This section is from the book "A Practical Treatise On The Joints Made And Used By Builders", by Wyvill J. Christy. Also available from Amazon: Practical treatise on the joints made and used by builders.
Flexible Joint is formed between two pipes with plain ends united with a piece of india-rubber tubing.
This is the ordinary copper-bit joint already described.
Flush Soldered Joint occurs in lead flats, etc, where it is found necessary and safe to unite sheets without providing for expansion. It is made by sinking a chase or groove from ¾ in. to 1 in. wide and about ½ in. to ¾ in. deep in the boarding, according to its thickness and that of the lead, and bending the edges of the sheets into it, allowing a little overlap, and nailing them down to the chase with clout nails. The usual scraping, soiling, etc, having been performed, solder is then poured into the groove over the edges and floated and smoothed with the iron, and all wiped smooth and flush.
This term is used for a lap joint crossing the direction of the current.
Hollow Roll Joint is used on flats in the direction of the fall, and is made by turning up against one another the edges of two sheets of lead, allowing one to stand a little higher than the other so as to be bent over it, and then rolling the two over together, as shown in Fig. 144, with the tingles or latchets between them. Wood rolls are thus dispensed with.
This is made when from 3 in. to 6 in. of one sheet or strip are laid over the upstanding edge of another, as in fixing aprons or flashings. It likewise occurs when the edges of lead roof coverings are dressed flat over those of others, as in heading joints or in the corresponding junctions which are formed when more than one length or strip are required in covering hips, ridges, and valleys, with the same metal. In ancient times, sheets of lead, when circumstances would allow, were lapped over the ridge of a roof so as to hang some little way down on the opposite side.
There are three varieties of this joint for which the plumber provides the lead, but he rarely makes them, as this artificer usually employs solder or cement for jointing, excepting when burning in with molten lead. One variety is run with molten lead, another is made by inserting into the pipe socket or slipping over the spigot a ring of cast lead and then forcing the two ends tightly together, whilst the remaining one consists in placing an intervening plate of lead between bearing surfaces to obtain a fine joint, equally distributed pressure, exemption from damp, or a conjunction of one or more of these desiderata.

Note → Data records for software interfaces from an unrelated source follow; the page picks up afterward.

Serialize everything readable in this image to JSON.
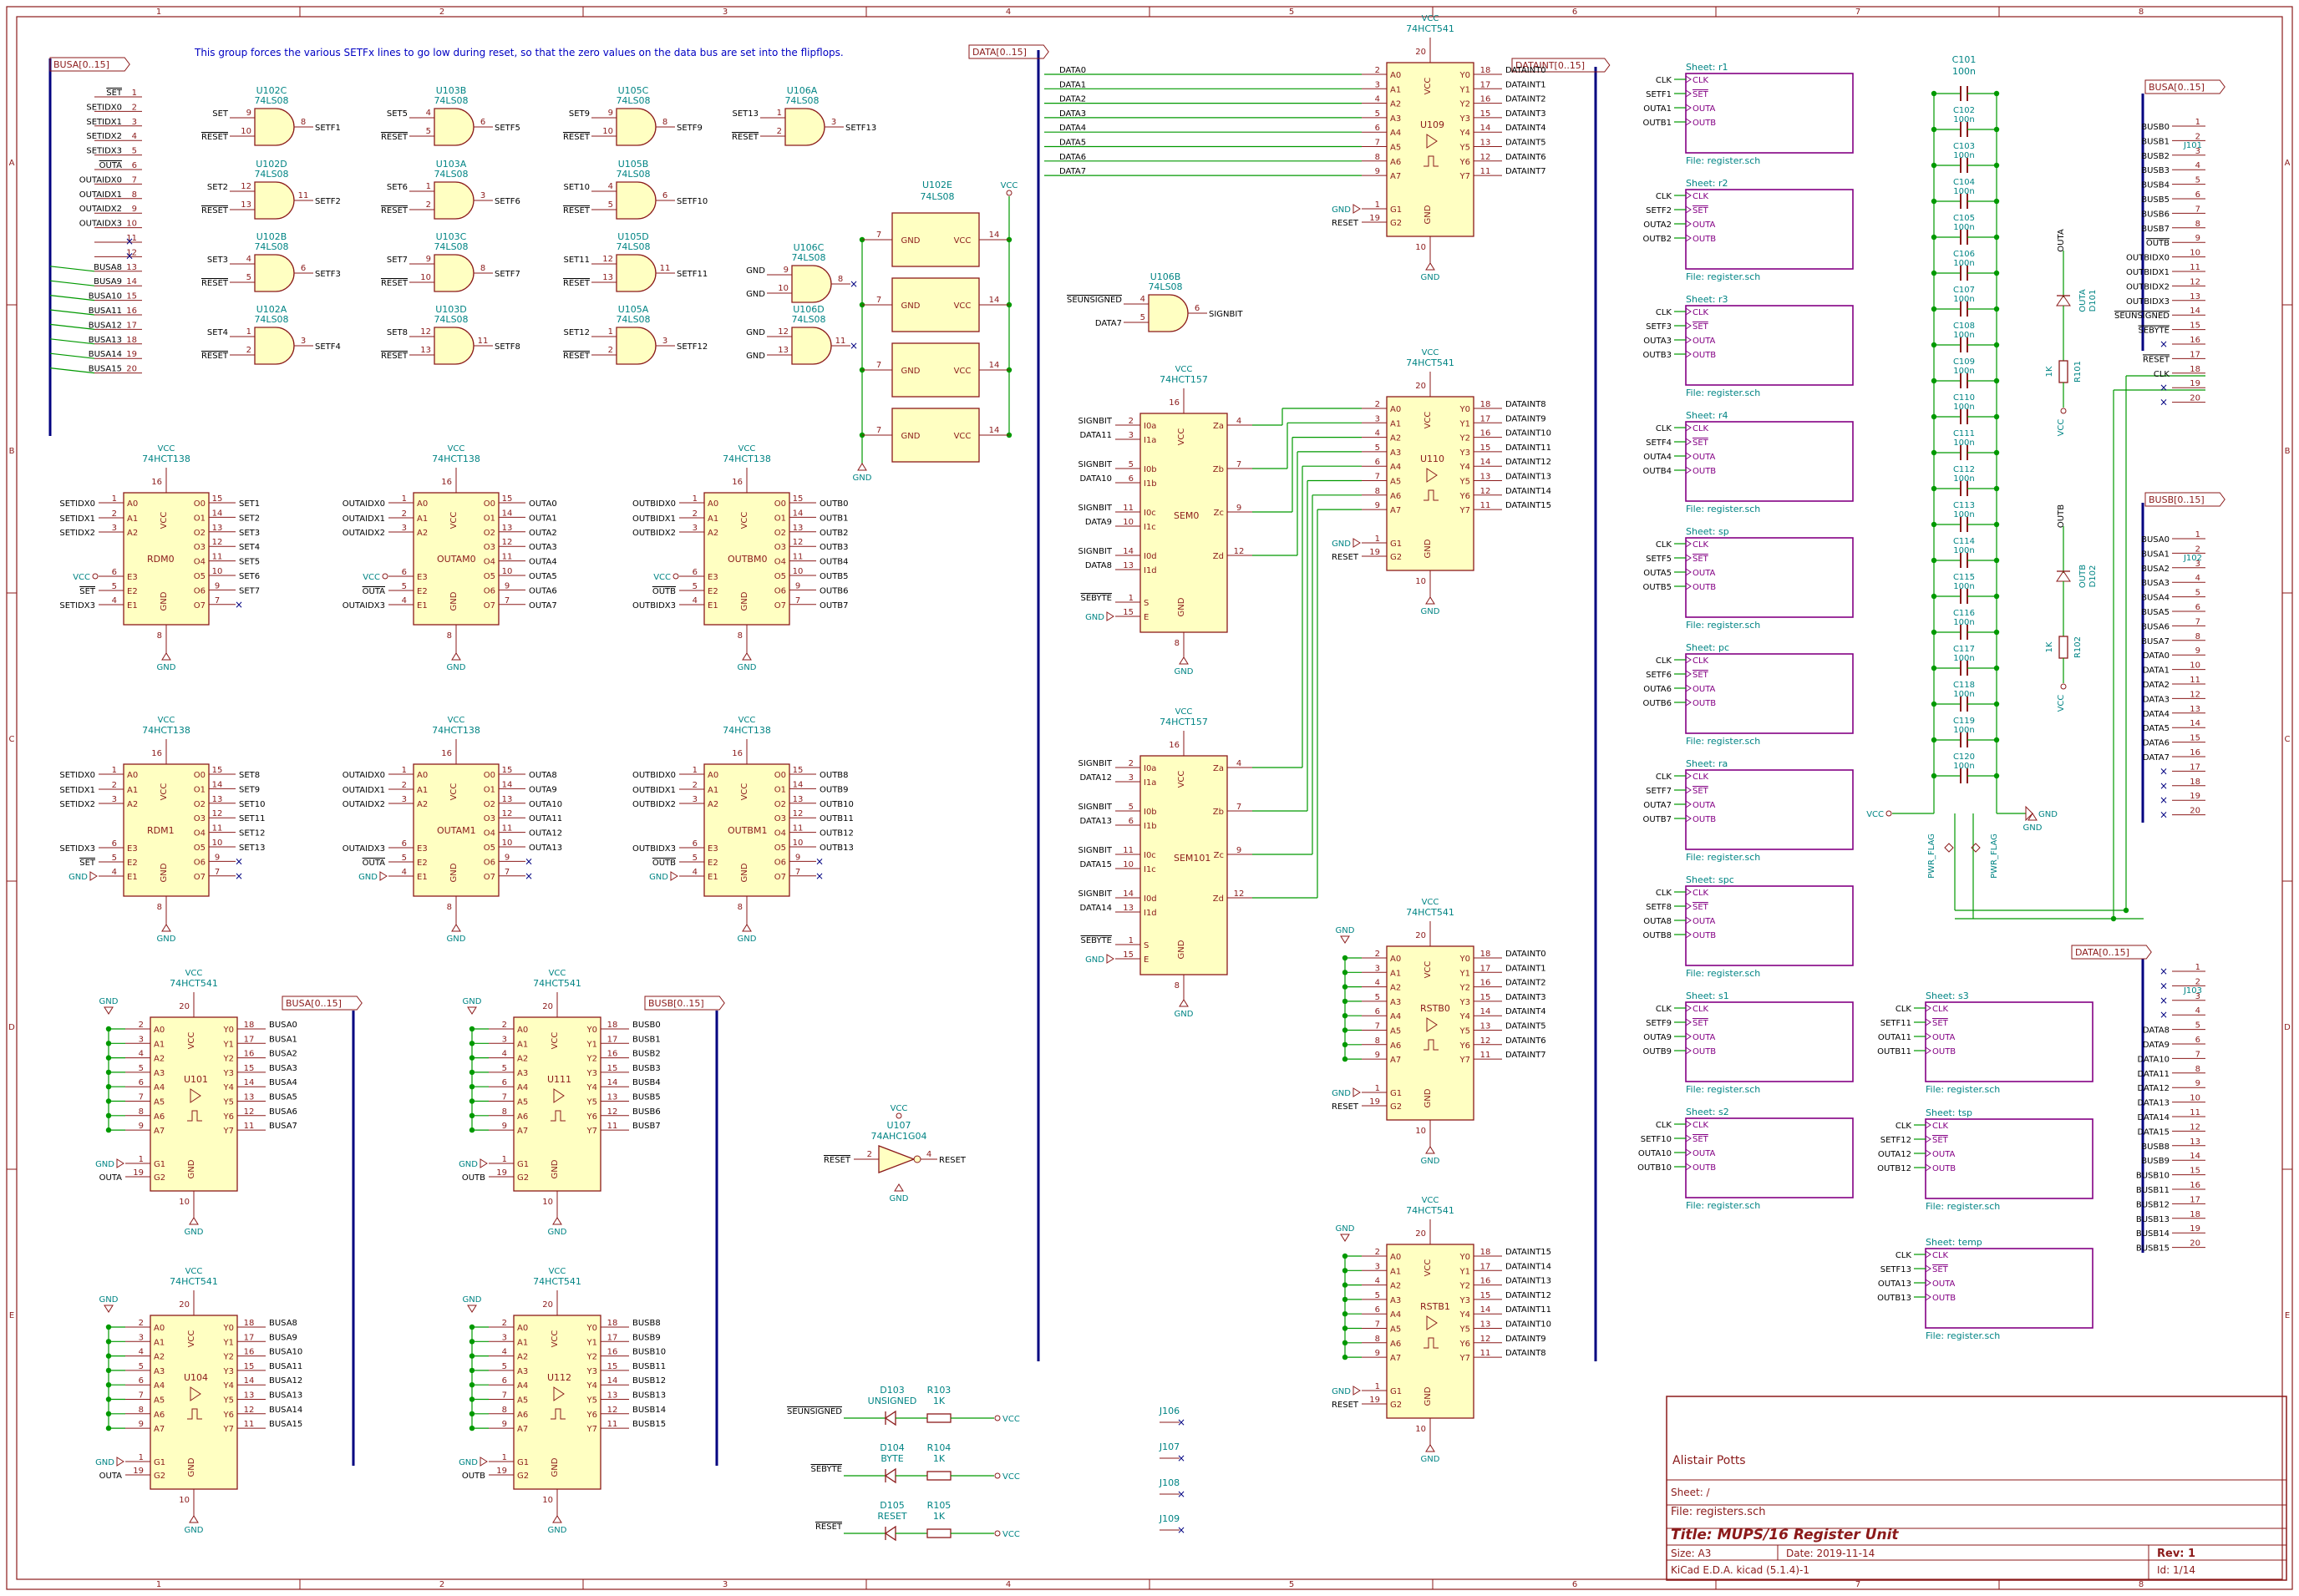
{
  "frame": {
    "columns": [
      "1",
      "2",
      "3",
      "4",
      "5",
      "6",
      "7",
      "8"
    ],
    "rows": [
      "A",
      "B",
      "C",
      "D",
      "E"
    ]
  },
  "comment": "This group forces the various SETFx lines to go low during reset, so that the zero values on the data bus are set into the flipflops.",
  "buses": {
    "busa": "BUSA[0..15]",
    "busb": "BUSB[0..15]",
    "data": "DATA[0..15]",
    "dataint": "DATAINT[0..15]"
  },
  "left_connector_nets": [
    "SET",
    "SETIDX0",
    "SETIDX1",
    "SETIDX2",
    "SETIDX3",
    "OUTA",
    "OUTAIDX0",
    "OUTAIDX1",
    "OUTAIDX2",
    "OUTAIDX3",
    "",
    "",
    "BUSA8",
    "BUSA9",
    "BUSA10",
    "BUSA11",
    "BUSA12",
    "BUSA13",
    "BUSA14",
    "BUSA15"
  ],
  "left_connector_pins": [
    "1",
    "2",
    "3",
    "4",
    "5",
    "6",
    "7",
    "8",
    "9",
    "10",
    "11",
    "12",
    "13",
    "14",
    "15",
    "16",
    "17",
    "18",
    "19",
    "20"
  ],
  "nand_gates": [
    {
      "ref": "U102C",
      "value": "74LS08",
      "in1": "SET",
      "in2": "RESET",
      "p1": "9",
      "p2": "10",
      "po": "8",
      "out": "SETF1"
    },
    {
      "ref": "U102D",
      "value": "74LS08",
      "in1": "SET2",
      "in2": "RESET",
      "p1": "12",
      "p2": "13",
      "po": "11",
      "out": "SETF2"
    },
    {
      "ref": "U102B",
      "value": "74LS08",
      "in1": "SET3",
      "in2": "RESET",
      "p1": "4",
      "p2": "5",
      "po": "6",
      "out": "SETF3"
    },
    {
      "ref": "U102A",
      "value": "74LS08",
      "in1": "SET4",
      "in2": "RESET",
      "p1": "1",
      "p2": "2",
      "po": "3",
      "out": "SETF4"
    },
    {
      "ref": "U103B",
      "value": "74LS08",
      "in1": "SET5",
      "in2": "RESET",
      "p1": "4",
      "p2": "5",
      "po": "6",
      "out": "SETF5"
    },
    {
      "ref": "U103A",
      "value": "74LS08",
      "in1": "SET6",
      "in2": "RESET",
      "p1": "1",
      "p2": "2",
      "po": "3",
      "out": "SETF6"
    },
    {
      "ref": "U103C",
      "value": "74LS08",
      "in1": "SET7",
      "in2": "RESET",
      "p1": "9",
      "p2": "10",
      "po": "8",
      "out": "SETF7"
    },
    {
      "ref": "U103D",
      "value": "74LS08",
      "in1": "SET8",
      "in2": "RESET",
      "p1": "12",
      "p2": "13",
      "po": "11",
      "out": "SETF8"
    },
    {
      "ref": "U105C",
      "value": "74LS08",
      "in1": "SET9",
      "in2": "RESET",
      "p1": "9",
      "p2": "10",
      "po": "8",
      "out": "SETF9"
    },
    {
      "ref": "U105B",
      "value": "74LS08",
      "in1": "SET10",
      "in2": "RESET",
      "p1": "4",
      "p2": "5",
      "po": "6",
      "out": "SETF10"
    },
    {
      "ref": "U105D",
      "value": "74LS08",
      "in1": "SET11",
      "in2": "RESET",
      "p1": "12",
      "p2": "13",
      "po": "11",
      "out": "SETF11"
    },
    {
      "ref": "U105A",
      "value": "74LS08",
      "in1": "SET12",
      "in2": "RESET",
      "p1": "1",
      "p2": "2",
      "po": "3",
      "out": "SETF12"
    },
    {
      "ref": "U106A",
      "value": "74LS08",
      "in1": "SET13",
      "in2": "RESET",
      "p1": "1",
      "p2": "2",
      "po": "3",
      "out": "SETF13"
    },
    {
      "ref": "U106C",
      "value": "74LS08",
      "in1": "GND",
      "in2": "GND",
      "p1": "9",
      "p2": "10",
      "po": "8",
      "out": ""
    },
    {
      "ref": "U106D",
      "value": "74LS08",
      "in1": "GND",
      "in2": "GND",
      "p1": "12",
      "p2": "13",
      "po": "11",
      "out": ""
    },
    {
      "ref": "U106B",
      "value": "74LS08",
      "in1": "SEUNSIGNED",
      "in2": "DATA7",
      "p1": "4",
      "p2": "5",
      "po": "6",
      "out": "SIGNBIT"
    }
  ],
  "u102e": {
    "ref": "U102E",
    "value": "74LS08",
    "gnd": "GND",
    "vcc": "VCC",
    "p7": "7",
    "p14": "14"
  },
  "decoders": [
    {
      "ref": "RDM0",
      "value": "74HCT138",
      "inputs": [
        "SETIDX0",
        "SETIDX1",
        "SETIDX2",
        "VCC",
        "SET",
        "SETIDX3"
      ],
      "outputs": [
        "SET1",
        "SET2",
        "SET3",
        "SET4",
        "SET5",
        "SET6",
        "SET7"
      ]
    },
    {
      "ref": "OUTAM0",
      "value": "74HCT138",
      "inputs": [
        "OUTAIDX0",
        "OUTAIDX1",
        "OUTAIDX2",
        "VCC",
        "OUTA",
        "OUTAIDX3"
      ],
      "outputs": [
        "OUTA0",
        "OUTA1",
        "OUTA2",
        "OUTA3",
        "OUTA4",
        "OUTA5",
        "OUTA6",
        "OUTA7"
      ]
    },
    {
      "ref": "OUTBM0",
      "value": "74HCT138",
      "inputs": [
        "OUTBIDX0",
        "OUTBIDX1",
        "OUTBIDX2",
        "VCC",
        "OUTB",
        "OUTBIDX3"
      ],
      "outputs": [
        "OUTB0",
        "OUTB1",
        "OUTB2",
        "OUTB3",
        "OUTB4",
        "OUTB5",
        "OUTB6",
        "OUTB7"
      ]
    },
    {
      "ref": "RDM1",
      "value": "74HCT138",
      "inputs": [
        "SETIDX0",
        "SETIDX1",
        "SETIDX2",
        "SETIDX3",
        "SET",
        "GND"
      ],
      "outputs": [
        "SET8",
        "SET9",
        "SET10",
        "SET11",
        "SET12",
        "SET13"
      ]
    },
    {
      "ref": "OUTAM1",
      "value": "74HCT138",
      "inputs": [
        "OUTAIDX0",
        "OUTAIDX1",
        "OUTAIDX2",
        "OUTAIDX3",
        "OUTA",
        "GND"
      ],
      "outputs": [
        "OUTA8",
        "OUTA9",
        "OUTA10",
        "OUTA11",
        "OUTA12",
        "OUTA13"
      ]
    },
    {
      "ref": "OUTBM1",
      "value": "74HCT138",
      "inputs": [
        "OUTBIDX0",
        "OUTBIDX1",
        "OUTBIDX2",
        "OUTBIDX3",
        "OUTB",
        "GND"
      ],
      "outputs": [
        "OUTB8",
        "OUTB9",
        "OUTB10",
        "OUTB11",
        "OUTB12",
        "OUTB13"
      ]
    }
  ],
  "decoder_pin_names_in": [
    "A0",
    "A1",
    "A2",
    "E3",
    "E2",
    "E1"
  ],
  "decoder_pin_nums_in": [
    "1",
    "2",
    "3",
    "6",
    "5",
    "4"
  ],
  "decoder_pin_names_out": [
    "O0",
    "O1",
    "O2",
    "O3",
    "O4",
    "O5",
    "O6",
    "O7"
  ],
  "decoder_pin_nums_out": [
    "15",
    "14",
    "13",
    "12",
    "11",
    "10",
    "9",
    "7"
  ],
  "buffers": [
    {
      "ref": "U101",
      "value": "74HCT541",
      "g1": "GND",
      "g2": "OUTA",
      "outs": [
        "BUSA0",
        "BUSA1",
        "BUSA2",
        "BUSA3",
        "BUSA4",
        "BUSA5",
        "BUSA6",
        "BUSA7"
      ]
    },
    {
      "ref": "U111",
      "value": "74HCT541",
      "g1": "GND",
      "g2": "OUTB",
      "outs": [
        "BUSB0",
        "BUSB1",
        "BUSB2",
        "BUSB3",
        "BUSB4",
        "BUSB5",
        "BUSB6",
        "BUSB7"
      ]
    },
    {
      "ref": "U104",
      "value": "74HCT541",
      "g1": "GND",
      "g2": "OUTA",
      "outs": [
        "BUSA8",
        "BUSA9",
        "BUSA10",
        "BUSA11",
        "BUSA12",
        "BUSA13",
        "BUSA14",
        "BUSA15"
      ]
    },
    {
      "ref": "U112",
      "value": "74HCT541",
      "g1": "GND",
      "g2": "OUTB",
      "outs": [
        "BUSB8",
        "BUSB9",
        "BUSB10",
        "BUSB11",
        "BUSB12",
        "BUSB13",
        "BUSB14",
        "BUSB15"
      ]
    },
    {
      "ref": "U109",
      "value": "74HCT541",
      "g1": "GND",
      "g2": "RESET",
      "outs": [
        "DATAINT0",
        "DATAINT1",
        "DATAINT2",
        "DATAINT3",
        "DATAINT4",
        "DATAINT5",
        "DATAINT6",
        "DATAINT7"
      ]
    },
    {
      "ref": "U110",
      "value": "74HCT541",
      "g1": "GND",
      "g2": "RESET",
      "outs": [
        "DATAINT8",
        "DATAINT9",
        "DATAINT10",
        "DATAINT11",
        "DATAINT12",
        "DATAINT13",
        "DATAINT14",
        "DATAINT15"
      ]
    },
    {
      "ref": "RSTB0",
      "value": "74HCT541",
      "g1": "GND",
      "g2": "RESET",
      "outs": [
        "DATAINT0",
        "DATAINT1",
        "DATAINT2",
        "DATAINT3",
        "DATAINT4",
        "DATAINT5",
        "DATAINT6",
        "DATAINT7"
      ]
    },
    {
      "ref": "RSTB1",
      "value": "74HCT541",
      "g1": "GND",
      "g2": "RESET",
      "outs": [
        "DATAINT15",
        "DATAINT14",
        "DATAINT13",
        "DATAINT12",
        "DATAINT11",
        "DATAINT10",
        "DATAINT9",
        "DATAINT8"
      ]
    }
  ],
  "buffer_pin_names_in": [
    "A0",
    "A1",
    "A2",
    "A3",
    "A4",
    "A5",
    "A6",
    "A7"
  ],
  "buffer_pin_nums_in": [
    "2",
    "3",
    "4",
    "5",
    "6",
    "7",
    "8",
    "9"
  ],
  "buffer_pin_names_out": [
    "Y0",
    "Y1",
    "Y2",
    "Y3",
    "Y4",
    "Y5",
    "Y6",
    "Y7"
  ],
  "buffer_pin_nums_out": [
    "18",
    "17",
    "16",
    "15",
    "14",
    "13",
    "12",
    "11"
  ],
  "u109_inputs": [
    "DATA0",
    "DATA1",
    "DATA2",
    "DATA3",
    "DATA4",
    "DATA5",
    "DATA6",
    "DATA7"
  ],
  "muxes": [
    {
      "ref": "SEM0",
      "value": "74HCT157",
      "ins": [
        "SIGNBIT",
        "DATA11",
        "SIGNBIT",
        "DATA10",
        "SIGNBIT",
        "DATA9",
        "SIGNBIT",
        "DATA8"
      ],
      "s": "SEBYTE",
      "e": "GND"
    },
    {
      "ref": "SEM101",
      "value": "74HCT157",
      "ins": [
        "SIGNBIT",
        "DATA12",
        "SIGNBIT",
        "DATA13",
        "SIGNBIT",
        "DATA15",
        "SIGNBIT",
        "DATA14"
      ],
      "s": "SEBYTE",
      "e": "GND"
    }
  ],
  "mux_pin_names_in": [
    "I0a",
    "I1a",
    "I0b",
    "I1b",
    "I0c",
    "I1c",
    "I0d",
    "I1d"
  ],
  "mux_pin_nums_in": [
    "2",
    "3",
    "5",
    "6",
    "11",
    "10",
    "14",
    "13"
  ],
  "mux_pin_names_out": [
    "Za",
    "Zb",
    "Zc",
    "Zd"
  ],
  "mux_pin_nums_out": [
    "4",
    "7",
    "9",
    "12"
  ],
  "inverter": {
    "ref": "U107",
    "value": "74AHC1G04",
    "in": "RESET",
    "out": "RESET",
    "pin_in": "2",
    "pin_out": "4"
  },
  "leds": [
    {
      "ref": "D103",
      "value": "UNSIGNED",
      "net": "SEUNSIGNED",
      "res": "R103",
      "rval": "1K"
    },
    {
      "ref": "D104",
      "value": "BYTE",
      "net": "SEBYTE",
      "res": "R104",
      "rval": "1K"
    },
    {
      "ref": "D105",
      "value": "RESET",
      "net": "RESET",
      "res": "R105",
      "rval": "1K"
    }
  ],
  "jumpers": [
    "J106",
    "J107",
    "J108",
    "J109"
  ],
  "sheets": [
    {
      "name": "Sheet: r1",
      "pins": [
        "CLK",
        "SETF1",
        "OUTA1",
        "OUTB1"
      ]
    },
    {
      "name": "Sheet: r2",
      "pins": [
        "CLK",
        "SETF2",
        "OUTA2",
        "OUTB2"
      ]
    },
    {
      "name": "Sheet: r3",
      "pins": [
        "CLK",
        "SETF3",
        "OUTA3",
        "OUTB3"
      ]
    },
    {
      "name": "Sheet: r4",
      "pins": [
        "CLK",
        "SETF4",
        "OUTA4",
        "OUTB4"
      ]
    },
    {
      "name": "Sheet: sp",
      "pins": [
        "CLK",
        "SETF5",
        "OUTA5",
        "OUTB5"
      ]
    },
    {
      "name": "Sheet: pc",
      "pins": [
        "CLK",
        "SETF6",
        "OUTA6",
        "OUTB6"
      ]
    },
    {
      "name": "Sheet: ra",
      "pins": [
        "CLK",
        "SETF7",
        "OUTA7",
        "OUTB7"
      ]
    },
    {
      "name": "Sheet: spc",
      "pins": [
        "CLK",
        "SETF8",
        "OUTA8",
        "OUTB8"
      ]
    },
    {
      "name": "Sheet: s1",
      "pins": [
        "CLK",
        "SETF9",
        "OUTA9",
        "OUTB9"
      ]
    },
    {
      "name": "Sheet: s2",
      "pins": [
        "CLK",
        "SETF10",
        "OUTA10",
        "OUTB10"
      ]
    },
    {
      "name": "Sheet: s3",
      "pins": [
        "CLK",
        "SETF11",
        "OUTA11",
        "OUTB11"
      ]
    },
    {
      "name": "Sheet: tsp",
      "pins": [
        "CLK",
        "SETF12",
        "OUTA12",
        "OUTB12"
      ]
    },
    {
      "name": "Sheet: temp",
      "pins": [
        "CLK",
        "SETF13",
        "OUTA13",
        "OUTB13"
      ]
    }
  ],
  "sheet_pin_labels": [
    "CLK",
    "SET",
    "OUTA",
    "OUTB"
  ],
  "sheet_file": "File: register.sch",
  "capacitors": {
    "refs": [
      "C101",
      "C102",
      "C103",
      "C104",
      "C105",
      "C106",
      "C107",
      "C108",
      "C109",
      "C110",
      "C111",
      "C112",
      "C113",
      "C114",
      "C115",
      "C116",
      "C117",
      "C118",
      "C119",
      "C120"
    ],
    "value": "100n"
  },
  "power_flags": [
    "PWR_FLAG",
    "PWR_FLAG"
  ],
  "indicator_leds": [
    {
      "ref": "D101",
      "value": "OUTA",
      "net": "OUTA",
      "res": "R101",
      "rval": "1K"
    },
    {
      "ref": "D102",
      "value": "OUTB",
      "net": "OUTB",
      "res": "R102",
      "rval": "1K"
    }
  ],
  "j101_nets": [
    "BUSB0",
    "BUSB1",
    "BUSB2",
    "BUSB3",
    "BUSB4",
    "BUSB5",
    "BUSB6",
    "BUSB7",
    "OUTB",
    "OUTBIDX0",
    "OUTBIDX1",
    "OUTBIDX2",
    "OUTBIDX3",
    "SEUNSIGNED",
    "SEBYTE",
    "",
    "RESET",
    "CLK",
    "",
    ""
  ],
  "j101_ref": "J101",
  "j102_nets": [
    "BUSA0",
    "BUSA1",
    "BUSA2",
    "BUSA3",
    "BUSA4",
    "BUSA5",
    "BUSA6",
    "BUSA7",
    "DATA0",
    "DATA1",
    "DATA2",
    "DATA3",
    "DATA4",
    "DATA5",
    "DATA6",
    "DATA7",
    "",
    "",
    "",
    ""
  ],
  "j102_ref": "J102",
  "j103_nets": [
    "",
    "",
    "",
    "",
    "DATA8",
    "DATA9",
    "DATA10",
    "DATA11",
    "DATA12",
    "DATA13",
    "DATA14",
    "DATA15",
    "BUSB8",
    "BUSB9",
    "BUSB10",
    "BUSB11",
    "BUSB12",
    "BUSB13",
    "BUSB14",
    "BUSB15"
  ],
  "j103_ref": "J103",
  "power": {
    "vcc": "VCC",
    "gnd": "GND",
    "reset": "RESET",
    "clk": "CLK"
  },
  "title_block": {
    "author": "Alistair Potts",
    "sheet": "Sheet: /",
    "file": "File: registers.sch",
    "title": "Title: MUPS/16 Register Unit",
    "size": "Size: A3",
    "date": "Date: 2019-11-14",
    "rev": "Rev: 1",
    "tool": "KiCad E.D.A.  kicad (5.1.4)-1",
    "id": "Id: 1/14"
  },
  "colors": {
    "frame": "#8b1a1a",
    "wire": "#009900",
    "bus": "#000080",
    "body": "#ffffc2",
    "pin": "#8b1a1a",
    "ref": "#008484",
    "label": "#000000",
    "sheet": "#840084",
    "text": "#0000c2"
  }
}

A round wiped soldered pipe joint, in which the length of the egg-shaped protuberance or joint is about one and a quarter times its breadth.